EXERCISE GOAL: Would you give the number of lines in the entries that contain the word "name"? Nothing else is needed.

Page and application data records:
# # # # # # #

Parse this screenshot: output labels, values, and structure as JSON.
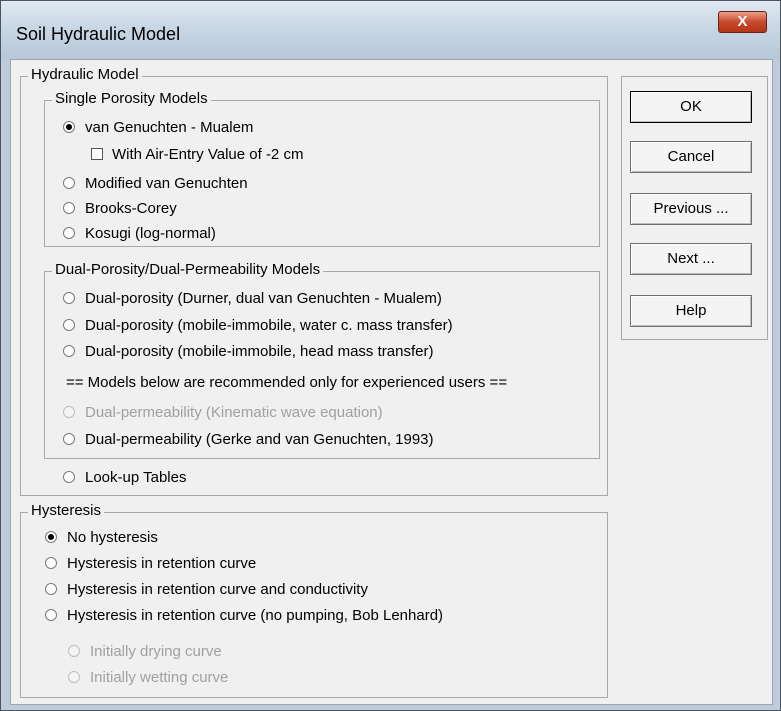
{
  "window": {
    "title": "Soil Hydraulic Model",
    "close_label": "X"
  },
  "hydraulic": {
    "label": "Hydraulic Model",
    "single": {
      "label": "Single Porosity Models",
      "vg": "van Genuchten - Mualem",
      "air_entry": "With Air-Entry Value of -2 cm",
      "modified": "Modified van Genuchten",
      "brooks": "Brooks-Corey",
      "kosugi": "Kosugi (log-normal)"
    },
    "dual": {
      "label": "Dual-Porosity/Dual-Permeability Models",
      "durner": "Dual-porosity (Durner, dual van Genuchten - Mualem)",
      "mim_water": "Dual-porosity (mobile-immobile, water c. mass transfer)",
      "mim_head": "Dual-porosity (mobile-immobile, head mass transfer)",
      "note": "== Models below are recommended only for experienced users ==",
      "kinematic": "Dual-permeability (Kinematic wave equation)",
      "gerke": "Dual-permeability (Gerke and van Genuchten, 1993)"
    },
    "lookup": "Look-up Tables"
  },
  "hysteresis": {
    "label": "Hysteresis",
    "none": "No hysteresis",
    "retention": "Hysteresis in retention curve",
    "retention_cond": "Hysteresis in retention curve and conductivity",
    "no_pumping": "Hysteresis in retention curve (no pumping, Bob Lenhard)",
    "drying": "Initially drying curve",
    "wetting": "Initially wetting curve"
  },
  "buttons": {
    "ok": "OK",
    "cancel": "Cancel",
    "previous": "Previous ...",
    "next": "Next ...",
    "help": "Help"
  }
}
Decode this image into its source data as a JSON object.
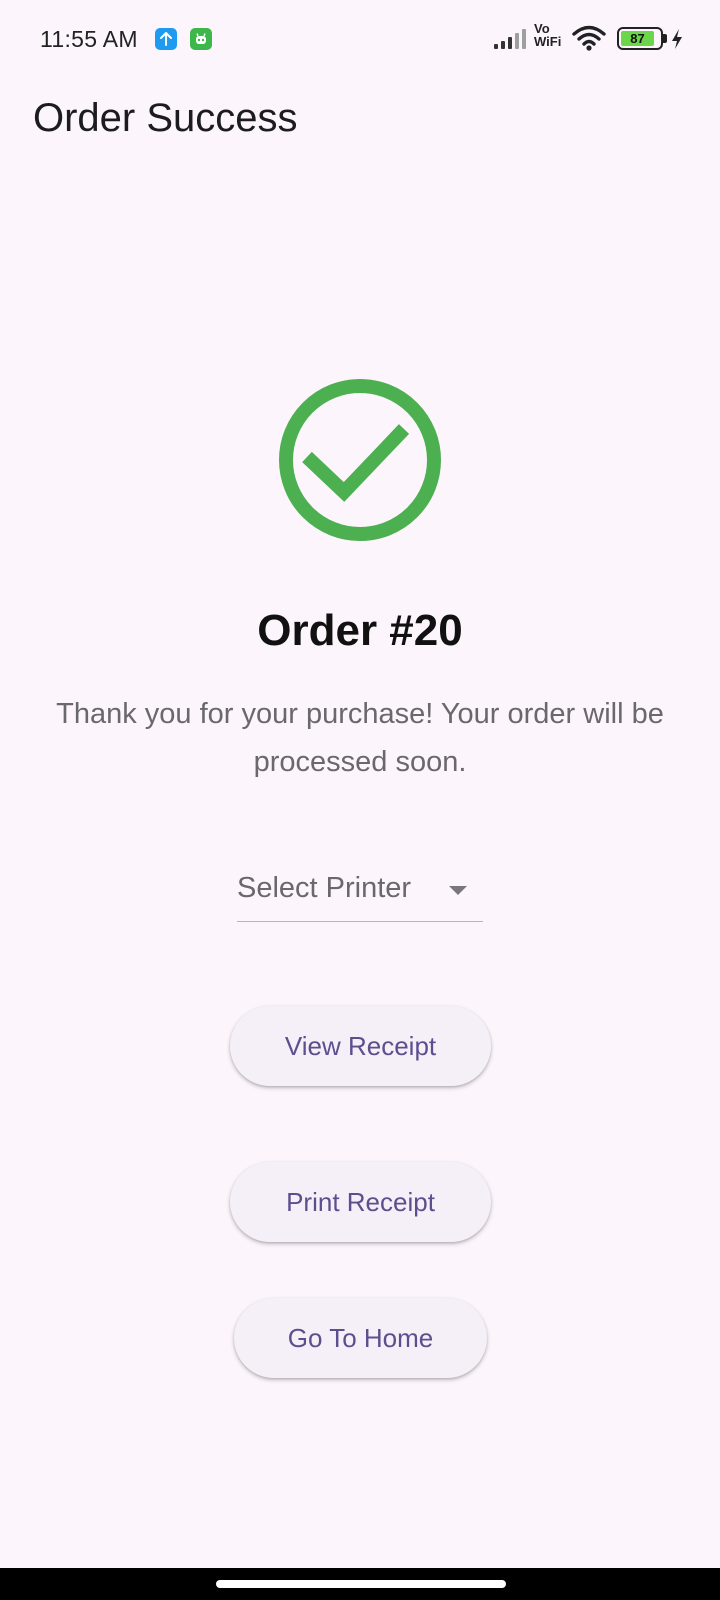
{
  "status_bar": {
    "time": "11:55 AM",
    "notification_icons": [
      "upload-icon",
      "android-bot-icon"
    ],
    "vowifi_top": "Vo",
    "vowifi_bottom": "WiFi",
    "battery_level": "87",
    "battery_fraction": 0.87,
    "battery_color": "#6CD64B",
    "charging": true
  },
  "app_bar": {
    "title": "Order Success"
  },
  "success": {
    "icon": "check-circle-icon",
    "icon_color": "#4CAF50",
    "order_title": "Order #20",
    "message": "Thank you for your purchase! Your order will be processed soon."
  },
  "printer_dropdown": {
    "placeholder": "Select Printer",
    "icon": "caret-down-icon"
  },
  "actions": {
    "view_receipt": "View Receipt",
    "print_receipt": "Print Receipt",
    "go_home": "Go To Home",
    "accent_color": "#5E4E8E"
  }
}
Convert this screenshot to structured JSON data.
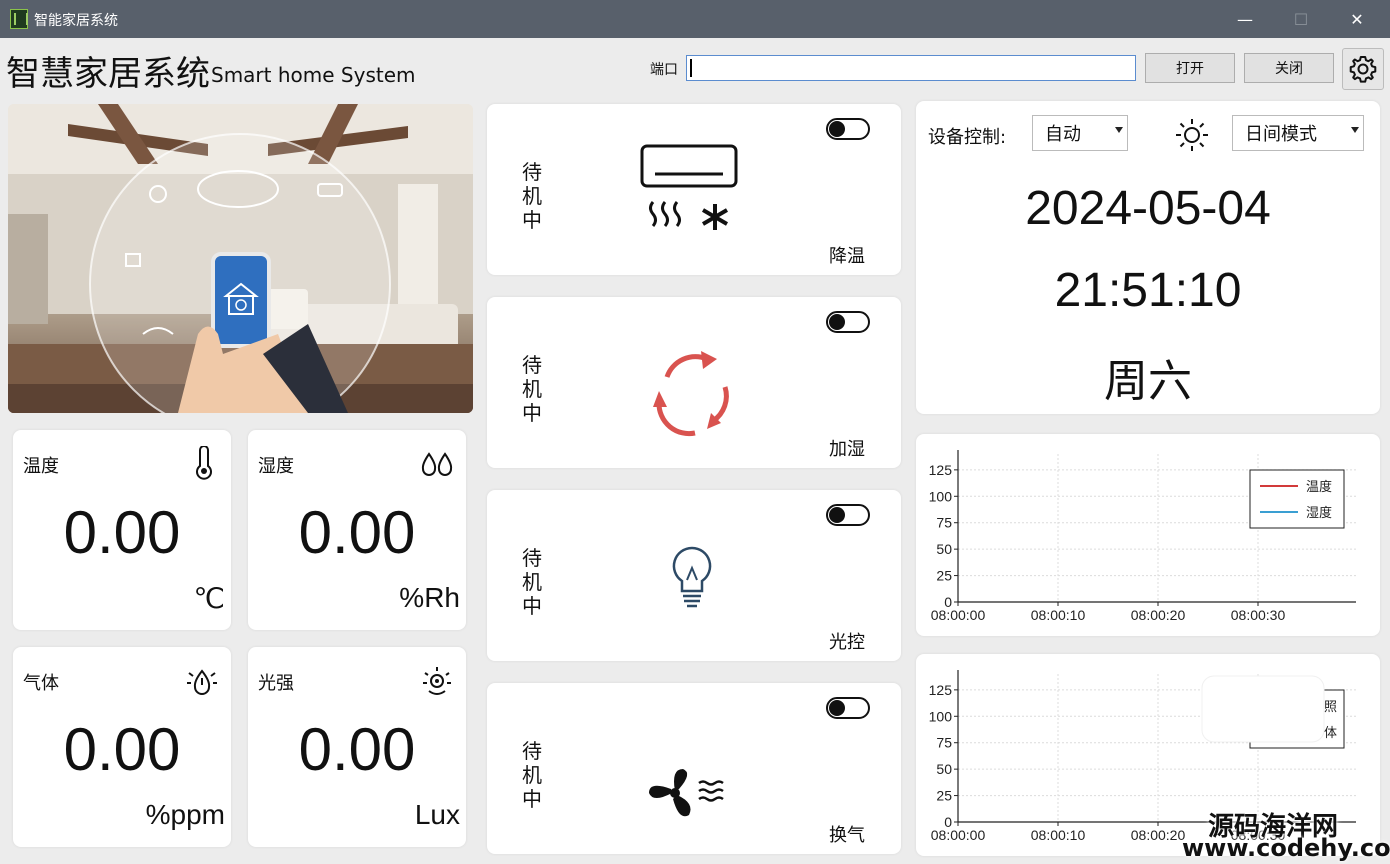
{
  "window": {
    "title": "智能家居系统",
    "min": "—",
    "max": "☐",
    "close": "✕"
  },
  "header": {
    "title": "智慧家居系统",
    "subtitle": "Smart home System"
  },
  "port": {
    "label": "端口",
    "value": "",
    "open_label": "打开",
    "close_label": "关闭"
  },
  "sensors": [
    {
      "label": "温度",
      "value": "0.00",
      "unit": "℃",
      "icon": "thermometer-icon"
    },
    {
      "label": "湿度",
      "value": "0.00",
      "unit": "%Rh",
      "icon": "water-drops-icon"
    },
    {
      "label": "气体",
      "value": "0.00",
      "unit": "%ppm",
      "icon": "gas-drop-icon"
    },
    {
      "label": "光强",
      "value": "0.00",
      "unit": "Lux",
      "icon": "sun-icon"
    }
  ],
  "devices": [
    {
      "status_chars": [
        "待",
        "机",
        "中"
      ],
      "name": "降温",
      "icon": "air-conditioner-icon"
    },
    {
      "status_chars": [
        "待",
        "机",
        "中"
      ],
      "name": "加湿",
      "icon": "recycle-arrows-icon"
    },
    {
      "status_chars": [
        "待",
        "机",
        "中"
      ],
      "name": "光控",
      "icon": "light-bulb-icon"
    },
    {
      "status_chars": [
        "待",
        "机",
        "中"
      ],
      "name": "换气",
      "icon": "fan-icon"
    }
  ],
  "control": {
    "label": "设备控制:",
    "mode": "自动",
    "day_mode": "日间模式",
    "date": "2024-05-04",
    "time": "21:51:10",
    "weekday": "周六"
  },
  "chart_data": [
    {
      "type": "line",
      "x": [
        "08:00:00",
        "08:00:10",
        "08:00:20",
        "08:00:30"
      ],
      "yticks": [
        0,
        25,
        50,
        75,
        100,
        125
      ],
      "ylim": [
        0,
        140
      ],
      "grid": true,
      "legend": "top-right",
      "series": [
        {
          "name": "温度",
          "color": "#d23a3a",
          "values": []
        },
        {
          "name": "湿度",
          "color": "#3a9fd2",
          "values": []
        }
      ]
    },
    {
      "type": "line",
      "x": [
        "08:00:00",
        "08:00:10",
        "08:00:20",
        "08:00:30"
      ],
      "yticks": [
        0,
        25,
        50,
        75,
        100,
        125
      ],
      "ylim": [
        0,
        140
      ],
      "grid": true,
      "legend": "top-right",
      "legend_visible_text": [
        "照",
        "体"
      ],
      "series": []
    }
  ],
  "watermark": {
    "line1": "源码海洋网",
    "line2": "www.codehy.com"
  },
  "colors": {
    "titlebar": "#58606b",
    "background": "#ececec",
    "card": "#ffffff",
    "red_arrow": "#d9534f",
    "input_border": "#5b8ccf"
  }
}
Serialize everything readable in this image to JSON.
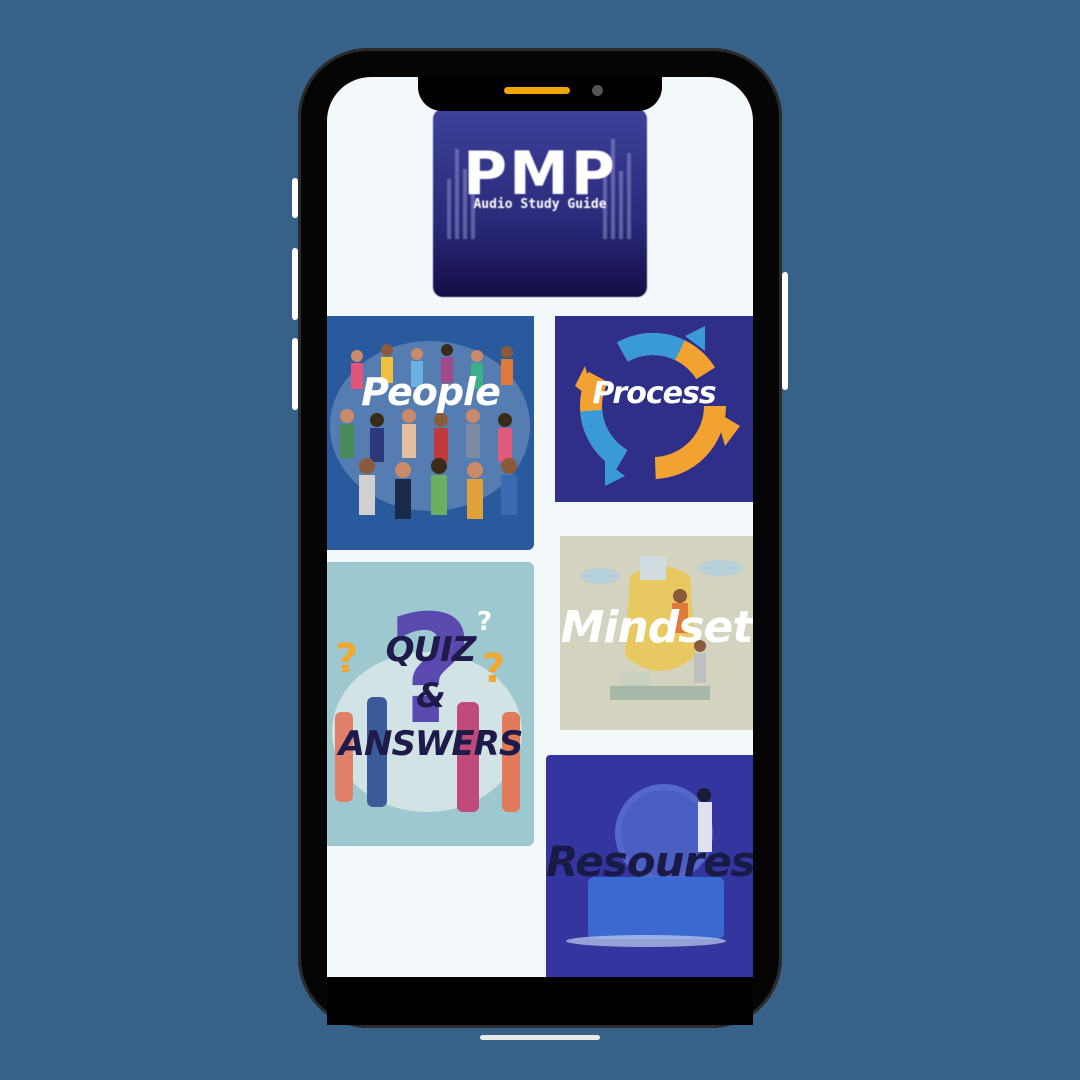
{
  "app": {
    "logo_title": "PMP",
    "logo_subtitle": "Audio Study Guide"
  },
  "tiles": [
    {
      "id": "people",
      "label": "People"
    },
    {
      "id": "process",
      "label": "Process"
    },
    {
      "id": "quiz",
      "label_lines": [
        "QUIZ",
        "&",
        "ANSWERS"
      ]
    },
    {
      "id": "mindset",
      "label": "Mindset"
    },
    {
      "id": "resources",
      "label": "Resoures"
    }
  ],
  "colors": {
    "background": "#386189",
    "speaker": "#f0a800",
    "logo_bg": "#2a2a7a",
    "people_bg": "#2a5a9e",
    "process_bg": "#2f2f8a",
    "quiz_bg": "#9ec8cf",
    "mindset_bg": "#d3d3bf",
    "resources_bg": "#3535a0"
  },
  "icons": [
    "pmp-logo-icon",
    "people-crowd-icon",
    "cycle-arrows-icon",
    "question-marks-icon",
    "puzzle-head-icon",
    "magnifier-icon"
  ]
}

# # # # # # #

ANSWER FOR THIS EXERCISE: 6